“Japan’s highly advanced early warning system proved key in saving lives, but greatly underestimated the likely height of the tsunami and people perished by failing to evacuate to higher ground. Many failed to receive updated warnings about the tsunami height when local relays such as community wireless speakers were damaged by the earthquake or disabled by power cuts.”
“A major social media and tech emergency response provided a vital information lifeline to survivors, but was blunted by the large-scale power blackouts, the disruption of mobile telecommunications networks and by the demographics of the disaster, which affected coastal areas where 30 percent of the population is over 60 years old and less accustomed to accessing information online.
“Low-tech local community-led media initiatives (radio, newspaper ,and newsletters) met the urgent needs of communities affected by the disaster for information on the missing and the dead, on shelter, food, water, and fuel in ways that national media, in particular, TV, was unable to.
“Humanitarian responders were not aware of the powerful information resources created by the volunteer technical community, and lacked information sharing systems and coordination mechanisms, which led to survivors being repeatedly asked the same questions by different agencies.”

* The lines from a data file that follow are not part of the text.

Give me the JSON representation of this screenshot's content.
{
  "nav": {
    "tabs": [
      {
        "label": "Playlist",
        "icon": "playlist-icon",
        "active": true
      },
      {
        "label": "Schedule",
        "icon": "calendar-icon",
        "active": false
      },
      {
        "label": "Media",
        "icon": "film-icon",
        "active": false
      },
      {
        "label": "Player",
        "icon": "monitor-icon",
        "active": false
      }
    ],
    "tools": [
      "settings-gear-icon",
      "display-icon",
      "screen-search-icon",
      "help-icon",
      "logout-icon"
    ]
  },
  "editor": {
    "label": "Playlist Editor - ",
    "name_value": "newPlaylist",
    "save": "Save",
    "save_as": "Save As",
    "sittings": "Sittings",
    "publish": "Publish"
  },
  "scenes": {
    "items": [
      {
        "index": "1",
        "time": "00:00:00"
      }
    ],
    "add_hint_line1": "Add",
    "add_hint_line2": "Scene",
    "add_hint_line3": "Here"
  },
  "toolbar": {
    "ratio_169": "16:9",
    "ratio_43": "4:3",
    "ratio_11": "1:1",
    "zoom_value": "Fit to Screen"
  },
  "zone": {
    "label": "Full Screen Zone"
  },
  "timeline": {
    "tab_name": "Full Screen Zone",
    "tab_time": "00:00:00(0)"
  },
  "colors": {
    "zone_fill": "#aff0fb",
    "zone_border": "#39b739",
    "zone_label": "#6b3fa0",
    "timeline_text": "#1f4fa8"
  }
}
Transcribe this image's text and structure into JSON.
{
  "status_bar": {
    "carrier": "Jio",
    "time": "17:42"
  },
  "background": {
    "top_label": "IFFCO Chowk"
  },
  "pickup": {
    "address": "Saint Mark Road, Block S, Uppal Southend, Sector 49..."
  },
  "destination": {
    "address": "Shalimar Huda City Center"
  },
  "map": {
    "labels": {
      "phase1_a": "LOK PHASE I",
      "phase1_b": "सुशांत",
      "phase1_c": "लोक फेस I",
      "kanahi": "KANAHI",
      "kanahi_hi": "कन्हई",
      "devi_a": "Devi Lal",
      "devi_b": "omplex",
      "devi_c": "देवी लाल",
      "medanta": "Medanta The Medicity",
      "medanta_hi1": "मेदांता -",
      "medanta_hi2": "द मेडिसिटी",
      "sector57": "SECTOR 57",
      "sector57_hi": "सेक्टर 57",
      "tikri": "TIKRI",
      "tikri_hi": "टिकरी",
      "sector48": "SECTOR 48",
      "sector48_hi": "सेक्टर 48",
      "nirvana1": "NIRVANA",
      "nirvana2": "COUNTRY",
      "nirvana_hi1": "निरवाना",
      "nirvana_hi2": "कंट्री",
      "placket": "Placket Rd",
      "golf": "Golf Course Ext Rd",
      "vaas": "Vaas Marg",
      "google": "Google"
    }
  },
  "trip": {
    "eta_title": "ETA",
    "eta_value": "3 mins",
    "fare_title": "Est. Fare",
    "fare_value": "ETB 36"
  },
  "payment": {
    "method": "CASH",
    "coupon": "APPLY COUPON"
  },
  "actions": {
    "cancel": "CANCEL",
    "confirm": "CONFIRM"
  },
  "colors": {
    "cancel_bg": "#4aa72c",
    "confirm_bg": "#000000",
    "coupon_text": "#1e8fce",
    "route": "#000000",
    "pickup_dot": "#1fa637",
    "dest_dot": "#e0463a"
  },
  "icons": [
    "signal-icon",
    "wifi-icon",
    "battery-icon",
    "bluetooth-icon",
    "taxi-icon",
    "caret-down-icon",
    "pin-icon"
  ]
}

“The report makes several recommendations to the international humanitarian communitythat include providing technical and financial support to local media, given their strategic importance in disaster response and recovery systems.”